A shell stitch (or fan stitch) is a crochet motif often used as a border around other patterns or in staggered rows to create a distinctive fabric pattern. Shell stitches take the shape of arcs and semicircles, hence the name. Shell stitches are often used as edging for crocheted items such as Afghan blankets and sweaters.
The basic method of producing shell stitches is to anchor several long stitches into the same base, anchoring both ends with short stitches in a manner that spreads out the cluster like a fan. Although many variations are possible, a basic shell stitch in United States terminology would be single crochet, skip two, five double crochets into previous single crochet, skip two, then single crochet into middle double crochet.
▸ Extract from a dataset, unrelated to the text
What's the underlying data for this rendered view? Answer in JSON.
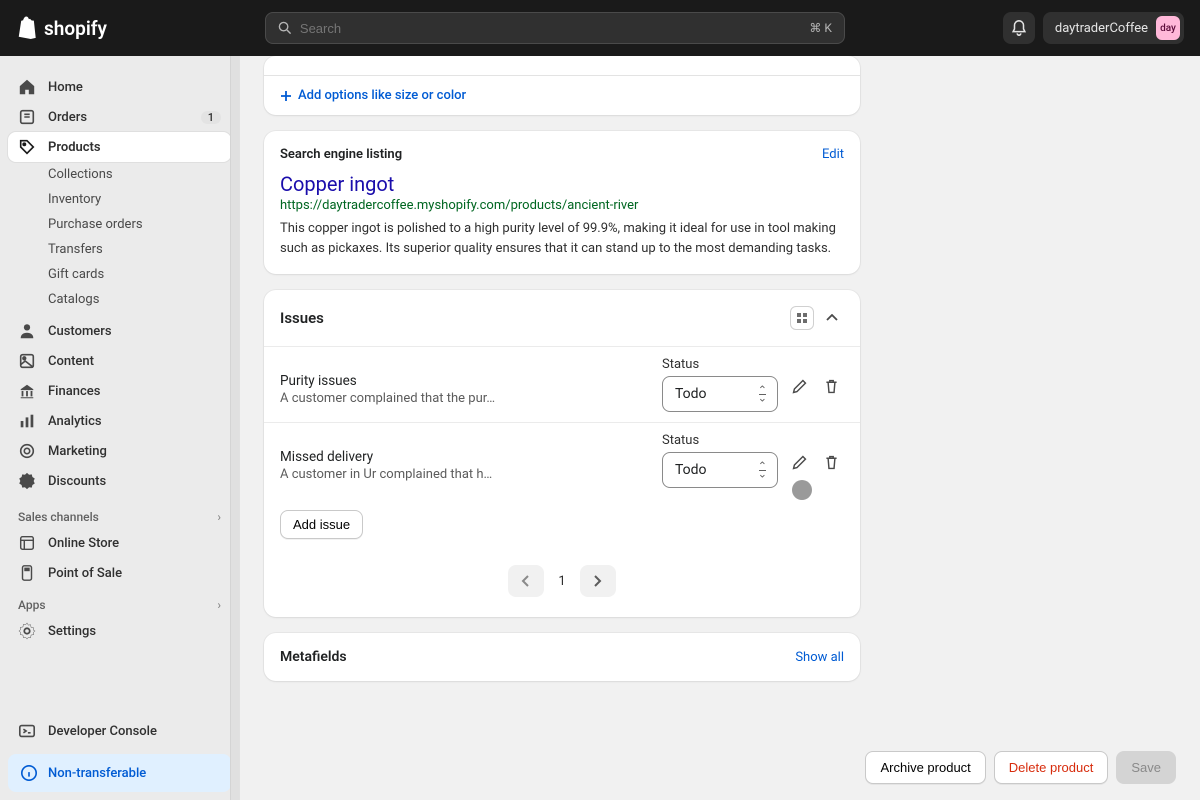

In abbreviated terminology, it would read 5 dcs into previous sc, sk 2 dcs, sc into middle dc. Variant patterns may use longer stitches such as triple crochet, may vary the number of stitches, or alter the anchoring method.
Shell stitch borders can be worked around any regular pattern. The visual effect of a shell stitch border may be enhanced by working a single or half double crochet in a contrasting color into the base row and over the shells. When the entire fabric consists of shell stitches the visual effect may be enhanced by alternating two or three different colors; one for each row.
Fan stitch is closely related to shell stitch. We may define a "shell" as five crochet stitches (usually double crochets) done into a single stitch, whereas a "fan" is two such stitches, followed by a chain and two more such stitches. Fan stitch crochet also differs in that the fans are generally stacked on top of one another, with each fan being done into the middle chain of the fan in the previous row, which splits the previous fan into two symmetrical parts. For comparison, shells are not split and, in solid shell stitch, are half-staggered; each shell is done into the single crochet between the shells of the previous row.
- Stoller, p. 57.
- Eckman, p. 218.
- Dilmont. Accessed 7 January 2008.
- Thérèse de Dilmont, Encyclopedia of Needlework, Project Gutenberg archives.
- Edie Eckman, The Crochet Answer Book, North Adams, Massachesetts: Storey Publishing, 2005.
- Debbie Stoller, Stitch 'N Bitch Crochet: The Happy Hooker New York: Workman Publishing, 2006.